WHAT IS BEING ASKED - If a line of the data below contains the string "Arduino", count it, then state the total alone.

Component data from apps and pages

____

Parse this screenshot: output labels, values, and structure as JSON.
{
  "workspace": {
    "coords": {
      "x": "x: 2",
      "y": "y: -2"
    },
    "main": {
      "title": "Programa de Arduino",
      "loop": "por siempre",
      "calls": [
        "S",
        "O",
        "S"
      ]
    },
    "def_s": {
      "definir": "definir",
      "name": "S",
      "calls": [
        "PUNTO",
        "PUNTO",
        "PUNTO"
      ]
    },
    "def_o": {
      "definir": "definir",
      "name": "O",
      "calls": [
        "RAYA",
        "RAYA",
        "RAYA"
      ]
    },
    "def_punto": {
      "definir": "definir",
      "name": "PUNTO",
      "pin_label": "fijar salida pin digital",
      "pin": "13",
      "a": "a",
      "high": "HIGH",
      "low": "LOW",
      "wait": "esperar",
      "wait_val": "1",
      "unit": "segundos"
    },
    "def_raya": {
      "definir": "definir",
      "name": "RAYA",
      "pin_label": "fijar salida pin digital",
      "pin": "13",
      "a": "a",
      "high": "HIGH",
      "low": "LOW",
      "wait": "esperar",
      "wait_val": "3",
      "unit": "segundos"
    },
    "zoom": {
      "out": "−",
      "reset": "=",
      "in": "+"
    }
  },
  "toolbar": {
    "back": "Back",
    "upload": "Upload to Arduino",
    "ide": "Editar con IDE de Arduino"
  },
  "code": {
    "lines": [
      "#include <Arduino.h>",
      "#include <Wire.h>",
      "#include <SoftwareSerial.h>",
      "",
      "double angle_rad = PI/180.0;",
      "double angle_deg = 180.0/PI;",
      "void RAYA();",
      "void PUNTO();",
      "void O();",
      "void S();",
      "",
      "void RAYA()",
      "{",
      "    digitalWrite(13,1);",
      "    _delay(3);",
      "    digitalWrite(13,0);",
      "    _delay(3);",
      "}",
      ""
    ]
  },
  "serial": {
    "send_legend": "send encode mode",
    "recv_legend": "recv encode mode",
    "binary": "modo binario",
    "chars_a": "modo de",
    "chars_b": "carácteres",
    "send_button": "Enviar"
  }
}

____

SOLUTION FOR THIS TASK - 4